“Danish fans are absolutely the best fans in the World Cup. They are unbelievable; the whole tournament they have been incredible.”

Broadcaster and former pro footballer Andy Harper has seen more football tournaments than most and, as chair of the local organising committee, he summed up the unifying nature of this version of the game.

“To walk through this world with these people and to be able to move beyond — and I’m not ashamed to say it — the confronting nature of their daily situation, their life and how the hell life works for them; from what happens in the morning, up until what happens when they go to bed. This game takes you through that, beyond that,” Harper said.

“All that goes when they get into the chair, and thankfully for them there’s the opportunity for the mainstream to move beyond that as well, to get in the chair with them metaphorically and just admire how bloody good they are.”

Harper declared the tournament a life-changing experience and praised the enormous support and dedication of Peter Turnbull. Turnbull has a long history of involvement in Australian football, as founder of Sydney FC and also former chair of the Central Coast Mariners. He was appointed coach of the Australian Powerchair national team and is committed to seeing the sport flourish Down Under and garner the support some of the other nations enjoy.

“The USA team is part of U.S. Soccer, so they are a recognised national team, paid to come here with their expenses covered and they get a per diem amount each day,” he said. “England is the same — a national team of the FA — and France is the same in as much as they are a division of France disabled sport.”

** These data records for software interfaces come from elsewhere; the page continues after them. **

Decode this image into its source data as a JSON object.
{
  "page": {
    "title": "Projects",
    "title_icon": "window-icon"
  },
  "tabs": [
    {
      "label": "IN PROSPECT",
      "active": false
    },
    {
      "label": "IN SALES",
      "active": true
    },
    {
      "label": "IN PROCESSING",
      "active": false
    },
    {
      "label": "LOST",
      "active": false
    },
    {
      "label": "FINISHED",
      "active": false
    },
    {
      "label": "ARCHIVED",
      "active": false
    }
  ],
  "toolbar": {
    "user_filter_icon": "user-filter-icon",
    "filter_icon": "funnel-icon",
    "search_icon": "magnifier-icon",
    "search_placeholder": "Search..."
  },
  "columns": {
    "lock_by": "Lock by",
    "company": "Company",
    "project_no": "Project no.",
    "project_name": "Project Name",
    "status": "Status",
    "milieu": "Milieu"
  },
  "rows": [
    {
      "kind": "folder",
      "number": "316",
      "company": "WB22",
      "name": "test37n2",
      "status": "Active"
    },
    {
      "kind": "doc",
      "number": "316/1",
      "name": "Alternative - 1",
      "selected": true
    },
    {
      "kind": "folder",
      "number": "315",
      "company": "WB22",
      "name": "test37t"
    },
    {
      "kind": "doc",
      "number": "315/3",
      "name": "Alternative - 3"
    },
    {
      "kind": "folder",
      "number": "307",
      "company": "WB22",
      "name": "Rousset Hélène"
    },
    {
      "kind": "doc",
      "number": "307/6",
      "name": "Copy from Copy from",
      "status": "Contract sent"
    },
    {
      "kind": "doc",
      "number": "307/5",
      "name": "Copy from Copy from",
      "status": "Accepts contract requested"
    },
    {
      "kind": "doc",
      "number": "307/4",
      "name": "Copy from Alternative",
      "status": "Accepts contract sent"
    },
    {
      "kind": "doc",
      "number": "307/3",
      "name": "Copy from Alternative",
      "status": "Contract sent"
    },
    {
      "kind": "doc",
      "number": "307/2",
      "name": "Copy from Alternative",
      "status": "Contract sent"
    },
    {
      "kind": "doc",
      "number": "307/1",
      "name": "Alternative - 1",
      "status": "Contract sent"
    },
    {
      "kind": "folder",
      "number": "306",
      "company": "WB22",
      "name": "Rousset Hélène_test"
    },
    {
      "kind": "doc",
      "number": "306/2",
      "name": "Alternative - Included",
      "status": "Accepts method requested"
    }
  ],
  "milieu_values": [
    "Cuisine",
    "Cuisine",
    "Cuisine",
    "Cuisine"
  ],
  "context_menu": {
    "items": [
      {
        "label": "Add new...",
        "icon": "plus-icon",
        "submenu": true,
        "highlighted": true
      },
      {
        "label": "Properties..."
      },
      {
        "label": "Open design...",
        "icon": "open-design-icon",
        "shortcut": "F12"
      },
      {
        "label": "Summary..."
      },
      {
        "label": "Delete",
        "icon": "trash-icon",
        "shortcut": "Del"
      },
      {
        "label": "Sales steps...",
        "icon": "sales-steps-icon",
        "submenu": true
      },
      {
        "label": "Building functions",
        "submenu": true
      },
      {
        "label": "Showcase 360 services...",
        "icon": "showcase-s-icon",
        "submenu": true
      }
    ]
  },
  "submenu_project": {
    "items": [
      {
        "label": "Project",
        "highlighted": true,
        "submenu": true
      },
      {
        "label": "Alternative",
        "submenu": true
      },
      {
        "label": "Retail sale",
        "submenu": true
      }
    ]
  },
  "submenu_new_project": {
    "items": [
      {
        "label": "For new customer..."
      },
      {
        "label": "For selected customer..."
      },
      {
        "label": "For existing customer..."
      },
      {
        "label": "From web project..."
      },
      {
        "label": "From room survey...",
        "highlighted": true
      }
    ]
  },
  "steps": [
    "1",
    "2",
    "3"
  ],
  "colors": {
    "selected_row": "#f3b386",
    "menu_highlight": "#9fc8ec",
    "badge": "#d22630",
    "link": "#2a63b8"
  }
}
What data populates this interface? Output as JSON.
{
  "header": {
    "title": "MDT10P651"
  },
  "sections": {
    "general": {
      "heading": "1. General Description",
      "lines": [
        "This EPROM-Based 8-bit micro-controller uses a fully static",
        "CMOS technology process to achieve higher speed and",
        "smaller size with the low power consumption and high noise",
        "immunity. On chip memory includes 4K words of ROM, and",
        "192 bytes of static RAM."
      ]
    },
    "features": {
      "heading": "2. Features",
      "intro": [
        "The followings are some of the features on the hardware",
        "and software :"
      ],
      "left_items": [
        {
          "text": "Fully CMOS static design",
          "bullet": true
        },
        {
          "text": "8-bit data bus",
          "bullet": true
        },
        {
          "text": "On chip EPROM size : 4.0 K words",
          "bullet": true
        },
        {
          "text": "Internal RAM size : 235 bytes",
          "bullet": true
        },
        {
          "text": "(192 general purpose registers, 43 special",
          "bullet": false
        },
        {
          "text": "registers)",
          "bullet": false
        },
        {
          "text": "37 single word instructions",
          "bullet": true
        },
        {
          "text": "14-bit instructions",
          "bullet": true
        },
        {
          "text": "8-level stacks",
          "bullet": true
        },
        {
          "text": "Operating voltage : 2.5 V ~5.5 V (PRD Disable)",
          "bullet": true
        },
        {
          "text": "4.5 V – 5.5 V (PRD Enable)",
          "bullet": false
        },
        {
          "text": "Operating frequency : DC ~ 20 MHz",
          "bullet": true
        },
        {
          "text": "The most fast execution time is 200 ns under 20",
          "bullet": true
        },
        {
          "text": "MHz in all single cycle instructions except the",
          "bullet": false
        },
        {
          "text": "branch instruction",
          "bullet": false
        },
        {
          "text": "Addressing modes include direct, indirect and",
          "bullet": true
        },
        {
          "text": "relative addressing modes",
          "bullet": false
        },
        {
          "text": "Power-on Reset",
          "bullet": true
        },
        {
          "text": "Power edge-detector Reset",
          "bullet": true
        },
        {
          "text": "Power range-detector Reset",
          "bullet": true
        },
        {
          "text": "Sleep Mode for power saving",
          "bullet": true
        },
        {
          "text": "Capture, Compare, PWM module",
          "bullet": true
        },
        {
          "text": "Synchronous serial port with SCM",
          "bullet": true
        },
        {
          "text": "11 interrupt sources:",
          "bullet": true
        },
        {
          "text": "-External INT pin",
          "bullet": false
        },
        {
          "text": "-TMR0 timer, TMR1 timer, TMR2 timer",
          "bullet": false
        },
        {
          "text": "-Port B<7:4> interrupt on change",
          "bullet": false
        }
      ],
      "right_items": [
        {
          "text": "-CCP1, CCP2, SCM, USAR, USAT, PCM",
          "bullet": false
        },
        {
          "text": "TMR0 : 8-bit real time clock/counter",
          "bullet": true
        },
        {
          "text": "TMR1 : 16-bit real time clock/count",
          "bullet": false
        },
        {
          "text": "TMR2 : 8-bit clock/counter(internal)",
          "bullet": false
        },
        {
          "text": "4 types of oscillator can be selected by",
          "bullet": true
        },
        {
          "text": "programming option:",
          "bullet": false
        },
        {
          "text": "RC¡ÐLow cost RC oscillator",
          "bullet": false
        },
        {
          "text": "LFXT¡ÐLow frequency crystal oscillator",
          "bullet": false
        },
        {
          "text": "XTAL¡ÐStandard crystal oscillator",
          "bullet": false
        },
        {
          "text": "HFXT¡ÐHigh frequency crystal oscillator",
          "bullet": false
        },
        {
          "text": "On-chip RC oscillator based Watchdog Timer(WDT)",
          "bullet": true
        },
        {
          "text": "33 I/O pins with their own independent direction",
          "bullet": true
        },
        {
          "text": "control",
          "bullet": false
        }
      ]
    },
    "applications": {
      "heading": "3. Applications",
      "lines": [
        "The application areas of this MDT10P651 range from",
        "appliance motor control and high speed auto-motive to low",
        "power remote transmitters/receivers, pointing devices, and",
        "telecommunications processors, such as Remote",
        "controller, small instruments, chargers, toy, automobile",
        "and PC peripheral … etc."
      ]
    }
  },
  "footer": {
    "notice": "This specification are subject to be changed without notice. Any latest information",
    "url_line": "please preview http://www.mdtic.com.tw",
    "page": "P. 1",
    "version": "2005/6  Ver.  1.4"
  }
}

“We aren’t. We’ve relied heavily on government support, which wasn’t particularly forthcoming this time other than from the NSW government, which was fantastic. The federal government gave us nothing which was why we had to get so many private sponsors.”

The next FIPFA Powerchair Football World Cup will be hosted by Argentina in 2026, but while the cheers of Les Bleus fans continued to echo around the stadium in Sydney, Ricky Stevenson, president of FIPFA, took a moment to reflect on the success of the event just completed.

“It’s been a fantastic tournament, the last six years of working with the LOC have been amazing,” he told ESPN. “After the uncertainty of the COVID delays, where it was on again, off again, I think what we’ve been able to do this week here is absolutely amazing. The athletes have worked hard to get here, to overcome all adversity and be able to perform on the stage that we’ve set for them.

“I’m really proud and we roll onto the next one. Only three years to go!”